[Data]

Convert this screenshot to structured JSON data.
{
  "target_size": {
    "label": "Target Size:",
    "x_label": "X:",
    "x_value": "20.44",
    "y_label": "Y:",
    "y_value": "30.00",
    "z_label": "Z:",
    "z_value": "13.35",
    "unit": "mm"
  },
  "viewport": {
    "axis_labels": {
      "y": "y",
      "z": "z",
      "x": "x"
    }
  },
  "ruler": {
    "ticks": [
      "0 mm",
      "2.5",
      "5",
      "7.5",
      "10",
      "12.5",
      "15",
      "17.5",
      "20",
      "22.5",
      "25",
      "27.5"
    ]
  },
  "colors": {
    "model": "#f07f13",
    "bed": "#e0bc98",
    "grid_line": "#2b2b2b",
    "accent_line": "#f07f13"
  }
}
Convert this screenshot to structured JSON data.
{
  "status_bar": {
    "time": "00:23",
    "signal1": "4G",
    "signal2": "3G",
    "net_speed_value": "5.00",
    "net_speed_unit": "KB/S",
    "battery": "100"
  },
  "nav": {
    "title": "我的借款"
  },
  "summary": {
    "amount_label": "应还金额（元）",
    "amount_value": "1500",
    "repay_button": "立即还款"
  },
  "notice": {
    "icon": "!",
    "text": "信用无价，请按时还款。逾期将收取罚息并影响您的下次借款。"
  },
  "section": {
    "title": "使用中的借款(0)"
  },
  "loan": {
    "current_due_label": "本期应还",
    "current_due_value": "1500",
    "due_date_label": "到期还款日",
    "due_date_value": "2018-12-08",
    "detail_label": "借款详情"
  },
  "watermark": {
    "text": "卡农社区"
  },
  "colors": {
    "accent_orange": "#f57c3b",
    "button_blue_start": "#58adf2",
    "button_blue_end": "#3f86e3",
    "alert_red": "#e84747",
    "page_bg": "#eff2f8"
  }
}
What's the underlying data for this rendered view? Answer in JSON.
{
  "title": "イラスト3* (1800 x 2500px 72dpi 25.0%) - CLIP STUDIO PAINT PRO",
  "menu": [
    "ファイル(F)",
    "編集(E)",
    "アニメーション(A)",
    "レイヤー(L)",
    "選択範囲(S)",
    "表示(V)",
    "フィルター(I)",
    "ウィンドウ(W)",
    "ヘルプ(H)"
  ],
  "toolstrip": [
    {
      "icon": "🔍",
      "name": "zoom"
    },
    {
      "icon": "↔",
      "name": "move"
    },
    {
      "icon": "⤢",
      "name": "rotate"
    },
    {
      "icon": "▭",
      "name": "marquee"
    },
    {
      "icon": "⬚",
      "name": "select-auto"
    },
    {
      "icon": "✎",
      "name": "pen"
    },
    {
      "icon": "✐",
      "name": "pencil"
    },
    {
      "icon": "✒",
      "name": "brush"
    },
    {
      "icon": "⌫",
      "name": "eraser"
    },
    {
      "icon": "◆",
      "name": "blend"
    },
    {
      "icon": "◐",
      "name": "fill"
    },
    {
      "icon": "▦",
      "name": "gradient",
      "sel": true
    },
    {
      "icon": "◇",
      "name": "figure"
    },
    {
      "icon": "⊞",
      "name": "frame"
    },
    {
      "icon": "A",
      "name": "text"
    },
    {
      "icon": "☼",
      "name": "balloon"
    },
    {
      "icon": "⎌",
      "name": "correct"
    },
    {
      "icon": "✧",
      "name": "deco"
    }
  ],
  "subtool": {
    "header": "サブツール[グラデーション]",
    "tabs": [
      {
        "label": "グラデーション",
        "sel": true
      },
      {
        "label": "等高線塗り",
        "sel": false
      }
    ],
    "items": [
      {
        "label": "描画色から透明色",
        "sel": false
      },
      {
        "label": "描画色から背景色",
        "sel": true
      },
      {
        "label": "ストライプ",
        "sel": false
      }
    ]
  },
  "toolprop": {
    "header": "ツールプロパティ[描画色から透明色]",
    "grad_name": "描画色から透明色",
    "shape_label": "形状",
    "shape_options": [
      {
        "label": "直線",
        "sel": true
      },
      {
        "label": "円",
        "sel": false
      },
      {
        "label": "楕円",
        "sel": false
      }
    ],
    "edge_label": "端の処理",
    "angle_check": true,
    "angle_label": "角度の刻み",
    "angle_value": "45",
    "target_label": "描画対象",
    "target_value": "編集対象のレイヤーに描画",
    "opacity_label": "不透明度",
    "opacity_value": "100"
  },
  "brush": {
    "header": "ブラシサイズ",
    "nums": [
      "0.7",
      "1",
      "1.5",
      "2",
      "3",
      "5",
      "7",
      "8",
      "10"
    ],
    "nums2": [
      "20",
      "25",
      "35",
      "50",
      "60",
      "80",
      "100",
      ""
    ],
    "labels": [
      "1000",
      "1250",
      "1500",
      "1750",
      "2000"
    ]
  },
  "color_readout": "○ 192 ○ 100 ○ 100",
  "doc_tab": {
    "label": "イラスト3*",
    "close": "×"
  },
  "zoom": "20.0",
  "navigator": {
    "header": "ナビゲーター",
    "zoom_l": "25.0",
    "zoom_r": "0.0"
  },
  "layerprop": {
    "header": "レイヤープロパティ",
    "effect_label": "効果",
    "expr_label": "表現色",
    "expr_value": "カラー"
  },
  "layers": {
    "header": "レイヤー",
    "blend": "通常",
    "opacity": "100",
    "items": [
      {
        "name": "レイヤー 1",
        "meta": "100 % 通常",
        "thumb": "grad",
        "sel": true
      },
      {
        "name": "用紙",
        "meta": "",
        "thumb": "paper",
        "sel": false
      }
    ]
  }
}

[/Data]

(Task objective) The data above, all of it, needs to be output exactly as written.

(Reply)
Convert this screenshot to structured JSON data.
{
  "target_size": {
    "label": "Target Size:",
    "x_label": "X:",
    "x_value": "20.44",
    "y_label": "Y:",
    "y_value": "30.00",
    "z_label": "Z:",
    "z_value": "13.35",
    "unit": "mm"
  },
  "viewport": {
    "axis_labels": {
      "y": "y",
      "z": "z",
      "x": "x"
    }
  },
  "ruler": {
    "ticks": [
      "0 mm",
      "2.5",
      "5",
      "7.5",
      "10",
      "12.5",
      "15",
      "17.5",
      "20",
      "22.5",
      "25",
      "27.5"
    ]
  },
  "colors": {
    "model": "#f07f13",
    "bed": "#e0bc98",
    "grid_line": "#2b2b2b",
    "accent_line": "#f07f13"
  }
}
Convert this screenshot to structured JSON data.
{
  "status_bar": {
    "time": "00:23",
    "signal1": "4G",
    "signal2": "3G",
    "net_speed_value": "5.00",
    "net_speed_unit": "KB/S",
    "battery": "100"
  },
  "nav": {
    "title": "我的借款"
  },
  "summary": {
    "amount_label": "应还金额（元）",
    "amount_value": "1500",
    "repay_button": "立即还款"
  },
  "notice": {
    "icon": "!",
    "text": "信用无价，请按时还款。逾期将收取罚息并影响您的下次借款。"
  },
  "section": {
    "title": "使用中的借款(0)"
  },
  "loan": {
    "current_due_label": "本期应还",
    "current_due_value": "1500",
    "due_date_label": "到期还款日",
    "due_date_value": "2018-12-08",
    "detail_label": "借款详情"
  },
  "watermark": {
    "text": "卡农社区"
  },
  "colors": {
    "accent_orange": "#f57c3b",
    "button_blue_start": "#58adf2",
    "button_blue_end": "#3f86e3",
    "alert_red": "#e84747",
    "page_bg": "#eff2f8"
  }
}
What's the underlying data for this rendered view? Answer in JSON.
{
  "title": "イラスト3* (1800 x 2500px 72dpi 25.0%) - CLIP STUDIO PAINT PRO",
  "menu": [
    "ファイル(F)",
    "編集(E)",
    "アニメーション(A)",
    "レイヤー(L)",
    "選択範囲(S)",
    "表示(V)",
    "フィルター(I)",
    "ウィンドウ(W)",
    "ヘルプ(H)"
  ],
  "toolstrip": [
    {
      "icon": "🔍",
      "name": "zoom"
    },
    {
      "icon": "↔",
      "name": "move"
    },
    {
      "icon": "⤢",
      "name": "rotate"
    },
    {
      "icon": "▭",
      "name": "marquee"
    },
    {
      "icon": "⬚",
      "name": "select-auto"
    },
    {
      "icon": "✎",
      "name": "pen"
    },
    {
      "icon": "✐",
      "name": "pencil"
    },
    {
      "icon": "✒",
      "name": "brush"
    },
    {
      "icon": "⌫",
      "name": "eraser"
    },
    {
      "icon": "◆",
      "name": "blend"
    },
    {
      "icon": "◐",
      "name": "fill"
    },
    {
      "icon": "▦",
      "name": "gradient",
      "sel": true
    },
    {
      "icon": "◇",
      "name": "figure"
    },
    {
      "icon": "⊞",
      "name": "frame"
    },
    {
      "icon": "A",
      "name": "text"
    },
    {
      "icon": "☼",
      "name": "balloon"
    },
    {
      "icon": "⎌",
      "name": "correct"
    },
    {
      "icon": "✧",
      "name": "deco"
    }
  ],
  "subtool": {
    "header": "サブツール[グラデーション]",
    "tabs": [
      {
        "label": "グラデーション",
        "sel": true
      },
      {
        "label": "等高線塗り",
        "sel": false
      }
    ],
    "items": [
      {
        "label": "描画色から透明色",
        "sel": false
      },
      {
        "label": "描画色から背景色",
        "sel": true
      },
      {
        "label": "ストライプ",
        "sel": false
      }
    ]
  },
  "toolprop": {
    "header": "ツールプロパティ[描画色から透明色]",
    "grad_name": "描画色から透明色",
    "shape_label": "形状",
    "shape_options": [
      {
        "label": "直線",
        "sel": true
      },
      {
        "label": "円",
        "sel": false
      },
      {
        "label": "楕円",
        "sel": false
      }
    ],
    "edge_label": "端の処理",
    "angle_check": true,
    "angle_label": "角度の刻み",
    "angle_value": "45",
    "target_label": "描画対象",
    "target_value": "編集対象のレイヤーに描画",
    "opacity_label": "不透明度",
    "opacity_value": "100"
  },
  "brush": {
    "header": "ブラシサイズ",
    "nums": [
      "0.7",
      "1",
      "1.5",
      "2",
      "3",
      "5",
      "7",
      "8",
      "10"
    ],
    "nums2": [
      "20",
      "25",
      "35",
      "50",
      "60",
      "80",
      "100",
      ""
    ],
    "labels": [
      "1000",
      "1250",
      "1500",
      "1750",
      "2000"
    ]
  },
  "color_readout": "○ 192 ○ 100 ○ 100",
  "doc_tab": {
    "label": "イラスト3*",
    "close": "×"
  },
  "zoom": "20.0",
  "navigator": {
    "header": "ナビゲーター",
    "zoom_l": "25.0",
    "zoom_r": "0.0"
  },
  "layerprop": {
    "header": "レイヤープロパティ",
    "effect_label": "効果",
    "expr_label": "表現色",
    "expr_value": "カラー"
  },
  "layers": {
    "header": "レイヤー",
    "blend": "通常",
    "opacity": "100",
    "items": [
      {
        "name": "レイヤー 1",
        "meta": "100 % 通常",
        "thumb": "grad",
        "sel": true
      },
      {
        "name": "用紙",
        "meta": "",
        "thumb": "paper",
        "sel": false
      }
    ]
  }
}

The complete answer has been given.